══ Records to use ══
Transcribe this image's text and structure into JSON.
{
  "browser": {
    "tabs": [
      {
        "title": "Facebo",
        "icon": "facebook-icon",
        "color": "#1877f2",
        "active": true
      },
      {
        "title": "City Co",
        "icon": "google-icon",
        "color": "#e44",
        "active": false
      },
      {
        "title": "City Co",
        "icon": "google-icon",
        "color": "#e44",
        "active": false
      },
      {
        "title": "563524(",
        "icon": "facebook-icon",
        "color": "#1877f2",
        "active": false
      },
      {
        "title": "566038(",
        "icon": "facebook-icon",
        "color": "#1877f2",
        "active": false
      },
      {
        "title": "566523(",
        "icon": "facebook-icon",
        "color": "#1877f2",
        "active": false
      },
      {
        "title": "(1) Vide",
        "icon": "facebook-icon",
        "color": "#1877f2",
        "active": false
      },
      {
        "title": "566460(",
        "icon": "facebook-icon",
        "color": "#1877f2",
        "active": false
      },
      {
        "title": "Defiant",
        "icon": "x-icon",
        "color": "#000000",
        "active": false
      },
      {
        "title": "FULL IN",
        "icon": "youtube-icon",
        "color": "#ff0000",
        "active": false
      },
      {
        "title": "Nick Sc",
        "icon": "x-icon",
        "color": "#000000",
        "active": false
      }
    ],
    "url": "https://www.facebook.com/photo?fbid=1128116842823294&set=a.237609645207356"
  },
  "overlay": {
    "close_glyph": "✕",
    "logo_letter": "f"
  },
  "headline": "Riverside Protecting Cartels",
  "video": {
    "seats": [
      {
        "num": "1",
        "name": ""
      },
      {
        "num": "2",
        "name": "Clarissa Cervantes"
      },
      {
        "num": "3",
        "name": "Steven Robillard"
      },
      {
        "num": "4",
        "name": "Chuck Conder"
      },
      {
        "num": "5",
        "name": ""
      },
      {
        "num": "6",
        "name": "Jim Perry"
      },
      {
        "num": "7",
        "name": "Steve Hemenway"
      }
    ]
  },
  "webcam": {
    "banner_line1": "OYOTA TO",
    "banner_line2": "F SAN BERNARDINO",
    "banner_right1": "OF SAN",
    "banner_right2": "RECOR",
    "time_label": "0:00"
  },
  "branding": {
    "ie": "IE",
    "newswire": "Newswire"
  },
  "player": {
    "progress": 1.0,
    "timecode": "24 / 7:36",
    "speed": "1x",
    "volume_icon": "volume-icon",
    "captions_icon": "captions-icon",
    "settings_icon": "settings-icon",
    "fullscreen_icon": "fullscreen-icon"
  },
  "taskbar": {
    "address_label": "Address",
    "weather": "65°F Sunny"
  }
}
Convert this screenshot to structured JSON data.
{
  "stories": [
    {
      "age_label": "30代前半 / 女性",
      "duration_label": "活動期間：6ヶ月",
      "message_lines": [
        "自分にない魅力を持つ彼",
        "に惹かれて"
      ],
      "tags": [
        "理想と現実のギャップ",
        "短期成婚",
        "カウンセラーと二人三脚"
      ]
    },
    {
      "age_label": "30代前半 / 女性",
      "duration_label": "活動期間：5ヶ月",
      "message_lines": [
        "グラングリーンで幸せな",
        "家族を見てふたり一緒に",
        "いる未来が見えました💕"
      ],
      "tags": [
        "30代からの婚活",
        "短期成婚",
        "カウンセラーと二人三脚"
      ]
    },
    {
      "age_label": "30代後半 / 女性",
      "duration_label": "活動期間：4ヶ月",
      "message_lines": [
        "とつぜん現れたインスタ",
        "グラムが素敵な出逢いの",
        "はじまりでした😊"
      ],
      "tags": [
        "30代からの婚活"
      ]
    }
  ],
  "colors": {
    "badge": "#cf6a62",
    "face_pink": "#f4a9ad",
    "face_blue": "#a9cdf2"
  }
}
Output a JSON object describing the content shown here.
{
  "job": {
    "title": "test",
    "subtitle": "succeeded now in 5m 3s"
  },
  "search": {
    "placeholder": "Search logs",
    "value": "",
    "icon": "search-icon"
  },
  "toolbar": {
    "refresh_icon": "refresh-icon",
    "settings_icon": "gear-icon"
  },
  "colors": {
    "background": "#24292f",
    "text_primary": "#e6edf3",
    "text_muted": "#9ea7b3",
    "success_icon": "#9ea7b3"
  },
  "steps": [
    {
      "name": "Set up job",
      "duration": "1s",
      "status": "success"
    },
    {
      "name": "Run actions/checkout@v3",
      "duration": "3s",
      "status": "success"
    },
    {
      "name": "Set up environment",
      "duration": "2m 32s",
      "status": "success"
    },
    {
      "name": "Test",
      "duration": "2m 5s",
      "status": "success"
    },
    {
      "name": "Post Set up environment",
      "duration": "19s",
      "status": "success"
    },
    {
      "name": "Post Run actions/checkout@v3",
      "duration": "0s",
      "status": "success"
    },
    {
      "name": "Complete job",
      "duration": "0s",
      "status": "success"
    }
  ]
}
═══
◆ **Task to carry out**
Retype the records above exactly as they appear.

◆ **Written solution**
Transcribe this image's text and structure into JSON.
{
  "browser": {
    "tabs": [
      {
        "title": "Facebo",
        "icon": "facebook-icon",
        "color": "#1877f2",
        "active": true
      },
      {
        "title": "City Co",
        "icon": "google-icon",
        "color": "#e44",
        "active": false
      },
      {
        "title": "City Co",
        "icon": "google-icon",
        "color": "#e44",
        "active": false
      },
      {
        "title": "563524(",
        "icon": "facebook-icon",
        "color": "#1877f2",
        "active": false
      },
      {
        "title": "566038(",
        "icon": "facebook-icon",
        "color": "#1877f2",
        "active": false
      },
      {
        "title": "566523(",
        "icon": "facebook-icon",
        "color": "#1877f2",
        "active": false
      },
      {
        "title": "(1) Vide",
        "icon": "facebook-icon",
        "color": "#1877f2",
        "active": false
      },
      {
        "title": "566460(",
        "icon": "facebook-icon",
        "color": "#1877f2",
        "active": false
      },
      {
        "title": "Defiant",
        "icon": "x-icon",
        "color": "#000000",
        "active": false
      },
      {
        "title": "FULL IN",
        "icon": "youtube-icon",
        "color": "#ff0000",
        "active": false
      },
      {
        "title": "Nick Sc",
        "icon": "x-icon",
        "color": "#000000",
        "active": false
      }
    ],
    "url": "https://www.facebook.com/photo?fbid=1128116842823294&set=a.237609645207356"
  },
  "overlay": {
    "close_glyph": "✕",
    "logo_letter": "f"
  },
  "headline": "Riverside Protecting Cartels",
  "video": {
    "seats": [
      {
        "num": "1",
        "name": ""
      },
      {
        "num": "2",
        "name": "Clarissa Cervantes"
      },
      {
        "num": "3",
        "name": "Steven Robillard"
      },
      {
        "num": "4",
        "name": "Chuck Conder"
      },
      {
        "num": "5",
        "name": ""
      },
      {
        "num": "6",
        "name": "Jim Perry"
      },
      {
        "num": "7",
        "name": "Steve Hemenway"
      }
    ]
  },
  "webcam": {
    "banner_line1": "OYOTA TO",
    "banner_line2": "F SAN BERNARDINO",
    "banner_right1": "OF SAN",
    "banner_right2": "RECOR",
    "time_label": "0:00"
  },
  "branding": {
    "ie": "IE",
    "newswire": "Newswire"
  },
  "player": {
    "progress": 1.0,
    "timecode": "24 / 7:36",
    "speed": "1x",
    "volume_icon": "volume-icon",
    "captions_icon": "captions-icon",
    "settings_icon": "settings-icon",
    "fullscreen_icon": "fullscreen-icon"
  },
  "taskbar": {
    "address_label": "Address",
    "weather": "65°F Sunny"
  }
}
Convert this screenshot to structured JSON data.
{
  "stories": [
    {
      "age_label": "30代前半 / 女性",
      "duration_label": "活動期間：6ヶ月",
      "message_lines": [
        "自分にない魅力を持つ彼",
        "に惹かれて"
      ],
      "tags": [
        "理想と現実のギャップ",
        "短期成婚",
        "カウンセラーと二人三脚"
      ]
    },
    {
      "age_label": "30代前半 / 女性",
      "duration_label": "活動期間：5ヶ月",
      "message_lines": [
        "グラングリーンで幸せな",
        "家族を見てふたり一緒に",
        "いる未来が見えました💕"
      ],
      "tags": [
        "30代からの婚活",
        "短期成婚",
        "カウンセラーと二人三脚"
      ]
    },
    {
      "age_label": "30代後半 / 女性",
      "duration_label": "活動期間：4ヶ月",
      "message_lines": [
        "とつぜん現れたインスタ",
        "グラムが素敵な出逢いの",
        "はじまりでした😊"
      ],
      "tags": [
        "30代からの婚活"
      ]
    }
  ],
  "colors": {
    "badge": "#cf6a62",
    "face_pink": "#f4a9ad",
    "face_blue": "#a9cdf2"
  }
}
Output a JSON object describing the content shown here.
{
  "job": {
    "title": "test",
    "subtitle": "succeeded now in 5m 3s"
  },
  "search": {
    "placeholder": "Search logs",
    "value": "",
    "icon": "search-icon"
  },
  "toolbar": {
    "refresh_icon": "refresh-icon",
    "settings_icon": "gear-icon"
  },
  "colors": {
    "background": "#24292f",
    "text_primary": "#e6edf3",
    "text_muted": "#9ea7b3",
    "success_icon": "#9ea7b3"
  },
  "steps": [
    {
      "name": "Set up job",
      "duration": "1s",
      "status": "success"
    },
    {
      "name": "Run actions/checkout@v3",
      "duration": "3s",
      "status": "success"
    },
    {
      "name": "Set up environment",
      "duration": "2m 32s",
      "status": "success"
    },
    {
      "name": "Test",
      "duration": "2m 5s",
      "status": "success"
    },
    {
      "name": "Post Set up environment",
      "duration": "19s",
      "status": "success"
    },
    {
      "name": "Post Run actions/checkout@v3",
      "duration": "0s",
      "status": "success"
    },
    {
      "name": "Complete job",
      "duration": "0s",
      "status": "success"
    }
  ]
}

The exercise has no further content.